▸ Exercise: Copy out each line below containing "thoại".

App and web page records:

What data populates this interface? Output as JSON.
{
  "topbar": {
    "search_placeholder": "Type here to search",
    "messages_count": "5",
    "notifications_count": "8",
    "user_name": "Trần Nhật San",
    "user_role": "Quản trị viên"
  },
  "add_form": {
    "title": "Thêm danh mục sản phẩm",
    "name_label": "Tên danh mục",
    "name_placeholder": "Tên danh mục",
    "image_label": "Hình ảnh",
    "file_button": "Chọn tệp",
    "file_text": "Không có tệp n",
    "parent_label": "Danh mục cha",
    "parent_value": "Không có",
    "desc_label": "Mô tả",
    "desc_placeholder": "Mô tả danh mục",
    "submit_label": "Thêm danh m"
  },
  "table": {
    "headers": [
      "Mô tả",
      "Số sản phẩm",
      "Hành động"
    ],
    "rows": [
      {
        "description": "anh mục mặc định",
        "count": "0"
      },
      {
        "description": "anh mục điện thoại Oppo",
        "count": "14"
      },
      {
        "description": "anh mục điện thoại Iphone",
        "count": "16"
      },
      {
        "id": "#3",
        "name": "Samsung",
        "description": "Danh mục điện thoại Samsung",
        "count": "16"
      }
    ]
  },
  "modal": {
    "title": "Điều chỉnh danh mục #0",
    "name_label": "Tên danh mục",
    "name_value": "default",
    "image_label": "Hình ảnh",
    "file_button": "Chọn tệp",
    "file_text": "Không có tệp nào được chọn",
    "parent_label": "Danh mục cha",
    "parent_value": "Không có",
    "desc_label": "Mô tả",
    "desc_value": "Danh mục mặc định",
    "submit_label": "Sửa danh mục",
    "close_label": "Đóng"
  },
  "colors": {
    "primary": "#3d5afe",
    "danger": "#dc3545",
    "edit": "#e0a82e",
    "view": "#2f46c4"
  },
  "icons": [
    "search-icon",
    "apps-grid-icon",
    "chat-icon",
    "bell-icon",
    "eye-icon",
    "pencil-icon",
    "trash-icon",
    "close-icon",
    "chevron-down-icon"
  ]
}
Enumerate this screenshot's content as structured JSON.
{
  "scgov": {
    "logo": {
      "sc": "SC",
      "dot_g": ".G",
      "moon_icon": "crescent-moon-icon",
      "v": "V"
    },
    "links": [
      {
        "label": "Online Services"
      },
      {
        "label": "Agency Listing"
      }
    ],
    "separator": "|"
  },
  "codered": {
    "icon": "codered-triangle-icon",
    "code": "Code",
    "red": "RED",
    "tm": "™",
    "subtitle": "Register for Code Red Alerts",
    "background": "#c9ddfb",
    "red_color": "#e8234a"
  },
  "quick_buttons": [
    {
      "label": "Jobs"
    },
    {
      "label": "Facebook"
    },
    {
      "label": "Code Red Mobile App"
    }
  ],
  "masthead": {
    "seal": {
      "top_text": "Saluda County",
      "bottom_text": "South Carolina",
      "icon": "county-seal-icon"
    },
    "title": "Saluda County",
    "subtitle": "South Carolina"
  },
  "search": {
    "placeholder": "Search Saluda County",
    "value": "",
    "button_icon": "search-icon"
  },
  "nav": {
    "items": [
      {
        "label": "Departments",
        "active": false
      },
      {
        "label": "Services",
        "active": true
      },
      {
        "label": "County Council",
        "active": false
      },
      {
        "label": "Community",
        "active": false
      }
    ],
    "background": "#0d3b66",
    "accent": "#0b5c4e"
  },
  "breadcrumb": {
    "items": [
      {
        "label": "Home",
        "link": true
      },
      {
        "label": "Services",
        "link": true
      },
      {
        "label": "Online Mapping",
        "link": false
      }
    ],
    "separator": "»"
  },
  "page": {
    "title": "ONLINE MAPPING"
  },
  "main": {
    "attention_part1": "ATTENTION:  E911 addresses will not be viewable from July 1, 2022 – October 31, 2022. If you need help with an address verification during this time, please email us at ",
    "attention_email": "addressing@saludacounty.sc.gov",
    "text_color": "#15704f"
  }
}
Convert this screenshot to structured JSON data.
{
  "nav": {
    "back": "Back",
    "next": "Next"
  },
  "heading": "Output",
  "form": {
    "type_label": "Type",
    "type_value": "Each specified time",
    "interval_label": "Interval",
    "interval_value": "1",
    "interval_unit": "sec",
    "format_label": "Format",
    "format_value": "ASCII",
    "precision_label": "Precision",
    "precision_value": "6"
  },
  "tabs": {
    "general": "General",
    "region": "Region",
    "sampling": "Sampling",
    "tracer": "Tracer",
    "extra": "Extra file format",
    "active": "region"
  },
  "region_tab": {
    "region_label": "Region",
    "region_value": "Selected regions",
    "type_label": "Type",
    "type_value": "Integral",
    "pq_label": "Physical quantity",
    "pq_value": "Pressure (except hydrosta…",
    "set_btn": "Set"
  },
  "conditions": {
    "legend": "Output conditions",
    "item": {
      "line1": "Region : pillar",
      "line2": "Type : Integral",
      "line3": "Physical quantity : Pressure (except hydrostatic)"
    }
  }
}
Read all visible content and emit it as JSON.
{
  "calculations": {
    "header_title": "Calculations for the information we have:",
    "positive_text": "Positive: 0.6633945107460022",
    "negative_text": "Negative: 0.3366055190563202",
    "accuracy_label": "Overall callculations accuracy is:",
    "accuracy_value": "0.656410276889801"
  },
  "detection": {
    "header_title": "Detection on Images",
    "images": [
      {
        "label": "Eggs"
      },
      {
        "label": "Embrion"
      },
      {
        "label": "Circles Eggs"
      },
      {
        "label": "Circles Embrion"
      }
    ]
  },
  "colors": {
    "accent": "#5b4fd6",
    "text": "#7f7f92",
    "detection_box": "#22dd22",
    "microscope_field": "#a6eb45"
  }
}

▸ Exercise output:
        "description": "anh mục điện thoại Oppo",
        "description": "anh mục điện thoại Iphone",
        "description": "Danh mục điện thoại Samsung",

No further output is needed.